(Component data from apps and pages)
--- --- ---

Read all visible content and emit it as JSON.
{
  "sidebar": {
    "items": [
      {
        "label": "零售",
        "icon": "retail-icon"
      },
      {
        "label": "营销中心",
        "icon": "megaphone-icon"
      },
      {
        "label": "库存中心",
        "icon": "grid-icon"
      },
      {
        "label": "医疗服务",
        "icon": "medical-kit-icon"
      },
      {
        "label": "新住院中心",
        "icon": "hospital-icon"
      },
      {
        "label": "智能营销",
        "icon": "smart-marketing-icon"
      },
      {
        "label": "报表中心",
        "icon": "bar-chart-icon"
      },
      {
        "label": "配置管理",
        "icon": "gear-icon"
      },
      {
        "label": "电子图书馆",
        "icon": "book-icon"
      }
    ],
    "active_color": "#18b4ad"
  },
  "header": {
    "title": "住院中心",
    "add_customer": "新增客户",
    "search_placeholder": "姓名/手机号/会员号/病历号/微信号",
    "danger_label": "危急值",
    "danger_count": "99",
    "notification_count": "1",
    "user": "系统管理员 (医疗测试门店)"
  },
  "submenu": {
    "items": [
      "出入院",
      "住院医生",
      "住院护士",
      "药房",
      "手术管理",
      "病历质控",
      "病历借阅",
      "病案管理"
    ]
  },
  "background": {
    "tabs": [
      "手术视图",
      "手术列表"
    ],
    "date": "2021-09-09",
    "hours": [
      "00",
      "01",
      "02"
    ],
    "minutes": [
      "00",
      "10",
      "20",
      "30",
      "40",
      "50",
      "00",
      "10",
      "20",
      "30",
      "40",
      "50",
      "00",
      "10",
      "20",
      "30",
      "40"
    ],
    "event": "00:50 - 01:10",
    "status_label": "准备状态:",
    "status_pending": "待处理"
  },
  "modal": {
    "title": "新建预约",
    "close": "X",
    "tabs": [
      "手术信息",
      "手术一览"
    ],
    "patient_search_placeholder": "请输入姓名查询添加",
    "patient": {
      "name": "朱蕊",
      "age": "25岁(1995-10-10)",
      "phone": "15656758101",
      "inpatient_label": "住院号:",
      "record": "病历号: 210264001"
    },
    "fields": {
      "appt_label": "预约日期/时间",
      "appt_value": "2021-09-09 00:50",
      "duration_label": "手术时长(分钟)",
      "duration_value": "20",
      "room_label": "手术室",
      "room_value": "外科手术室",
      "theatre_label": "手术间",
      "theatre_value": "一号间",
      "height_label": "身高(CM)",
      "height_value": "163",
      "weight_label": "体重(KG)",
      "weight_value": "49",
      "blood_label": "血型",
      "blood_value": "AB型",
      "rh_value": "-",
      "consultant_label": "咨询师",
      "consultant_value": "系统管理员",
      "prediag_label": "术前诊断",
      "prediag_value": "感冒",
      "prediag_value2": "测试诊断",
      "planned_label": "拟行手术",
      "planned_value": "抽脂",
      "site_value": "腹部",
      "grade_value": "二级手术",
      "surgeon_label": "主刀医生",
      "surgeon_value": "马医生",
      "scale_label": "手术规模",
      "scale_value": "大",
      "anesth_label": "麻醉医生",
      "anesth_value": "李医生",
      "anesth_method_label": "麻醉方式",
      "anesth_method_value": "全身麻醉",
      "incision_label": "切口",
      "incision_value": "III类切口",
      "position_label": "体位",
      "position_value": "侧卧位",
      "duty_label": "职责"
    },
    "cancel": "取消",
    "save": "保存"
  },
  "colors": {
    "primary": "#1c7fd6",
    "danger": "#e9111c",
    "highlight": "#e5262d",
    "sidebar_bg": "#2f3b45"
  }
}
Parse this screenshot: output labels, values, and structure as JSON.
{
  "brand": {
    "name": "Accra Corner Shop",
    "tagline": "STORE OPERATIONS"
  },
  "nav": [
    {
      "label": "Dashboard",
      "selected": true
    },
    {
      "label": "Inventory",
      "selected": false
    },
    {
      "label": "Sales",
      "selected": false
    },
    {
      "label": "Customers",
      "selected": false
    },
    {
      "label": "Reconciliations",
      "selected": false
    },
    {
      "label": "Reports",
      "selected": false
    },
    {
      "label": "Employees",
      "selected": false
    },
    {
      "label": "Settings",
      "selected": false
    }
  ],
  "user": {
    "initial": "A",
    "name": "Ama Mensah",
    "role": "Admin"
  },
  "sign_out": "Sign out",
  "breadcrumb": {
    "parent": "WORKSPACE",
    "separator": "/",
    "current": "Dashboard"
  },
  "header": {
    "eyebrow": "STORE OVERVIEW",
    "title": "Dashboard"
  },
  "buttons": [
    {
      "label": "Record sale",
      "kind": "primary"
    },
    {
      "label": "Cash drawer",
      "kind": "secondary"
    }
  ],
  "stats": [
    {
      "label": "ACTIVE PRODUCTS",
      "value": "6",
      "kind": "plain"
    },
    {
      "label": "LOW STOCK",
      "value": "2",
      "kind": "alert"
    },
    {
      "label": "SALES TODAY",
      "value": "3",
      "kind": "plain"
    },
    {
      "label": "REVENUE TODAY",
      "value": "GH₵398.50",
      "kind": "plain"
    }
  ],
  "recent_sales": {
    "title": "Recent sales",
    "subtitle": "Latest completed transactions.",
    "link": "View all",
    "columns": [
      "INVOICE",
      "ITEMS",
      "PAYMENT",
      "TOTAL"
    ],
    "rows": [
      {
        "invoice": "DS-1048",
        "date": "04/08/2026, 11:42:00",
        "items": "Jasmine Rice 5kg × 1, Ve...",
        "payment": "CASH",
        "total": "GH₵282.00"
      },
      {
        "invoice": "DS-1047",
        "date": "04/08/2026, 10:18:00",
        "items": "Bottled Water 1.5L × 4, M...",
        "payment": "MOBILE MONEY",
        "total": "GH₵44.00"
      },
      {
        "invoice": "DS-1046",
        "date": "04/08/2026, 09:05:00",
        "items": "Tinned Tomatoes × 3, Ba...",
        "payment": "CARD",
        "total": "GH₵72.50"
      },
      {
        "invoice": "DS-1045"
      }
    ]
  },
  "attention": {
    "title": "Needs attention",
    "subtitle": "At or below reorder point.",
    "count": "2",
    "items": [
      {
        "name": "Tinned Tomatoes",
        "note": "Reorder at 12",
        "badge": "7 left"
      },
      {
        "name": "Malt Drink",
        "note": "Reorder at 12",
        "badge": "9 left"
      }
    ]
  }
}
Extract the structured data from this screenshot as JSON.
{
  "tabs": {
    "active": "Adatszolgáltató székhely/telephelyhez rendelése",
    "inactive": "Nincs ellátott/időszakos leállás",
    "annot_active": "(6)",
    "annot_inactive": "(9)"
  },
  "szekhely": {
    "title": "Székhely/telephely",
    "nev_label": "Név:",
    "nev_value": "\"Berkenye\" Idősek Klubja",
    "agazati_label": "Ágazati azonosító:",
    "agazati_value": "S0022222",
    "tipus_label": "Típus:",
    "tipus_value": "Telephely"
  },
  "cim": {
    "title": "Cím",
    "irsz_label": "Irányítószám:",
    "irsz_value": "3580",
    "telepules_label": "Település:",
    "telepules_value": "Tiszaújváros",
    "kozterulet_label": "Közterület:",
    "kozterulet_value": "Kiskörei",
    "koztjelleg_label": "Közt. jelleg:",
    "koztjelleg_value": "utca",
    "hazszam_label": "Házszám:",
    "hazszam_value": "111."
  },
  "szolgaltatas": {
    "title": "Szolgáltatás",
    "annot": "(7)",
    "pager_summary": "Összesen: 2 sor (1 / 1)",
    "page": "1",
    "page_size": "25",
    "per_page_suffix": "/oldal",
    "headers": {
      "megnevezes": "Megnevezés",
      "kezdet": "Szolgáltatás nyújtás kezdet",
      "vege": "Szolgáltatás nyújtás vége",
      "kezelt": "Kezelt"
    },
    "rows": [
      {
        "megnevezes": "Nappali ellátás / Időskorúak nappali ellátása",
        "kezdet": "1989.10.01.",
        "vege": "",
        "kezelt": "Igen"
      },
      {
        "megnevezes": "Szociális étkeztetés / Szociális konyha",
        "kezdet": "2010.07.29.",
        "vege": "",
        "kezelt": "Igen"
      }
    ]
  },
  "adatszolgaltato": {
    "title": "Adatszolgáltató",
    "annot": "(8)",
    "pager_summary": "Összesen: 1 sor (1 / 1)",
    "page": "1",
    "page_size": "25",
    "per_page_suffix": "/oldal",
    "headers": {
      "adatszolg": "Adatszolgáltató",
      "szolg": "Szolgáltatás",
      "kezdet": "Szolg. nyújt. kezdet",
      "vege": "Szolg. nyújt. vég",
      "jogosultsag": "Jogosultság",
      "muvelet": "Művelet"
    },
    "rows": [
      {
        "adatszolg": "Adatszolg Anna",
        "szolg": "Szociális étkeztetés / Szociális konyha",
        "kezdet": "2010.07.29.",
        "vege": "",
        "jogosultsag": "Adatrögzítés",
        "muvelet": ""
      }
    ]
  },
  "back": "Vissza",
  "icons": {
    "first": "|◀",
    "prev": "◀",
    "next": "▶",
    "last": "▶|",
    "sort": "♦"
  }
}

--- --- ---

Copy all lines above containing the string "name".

      "name": "朱蕊",
    "name": "Accra Corner Shop",
    "name": "Ama Mensah",
        "name": "Tinned Tomatoes",
        "name": "Malt Drink",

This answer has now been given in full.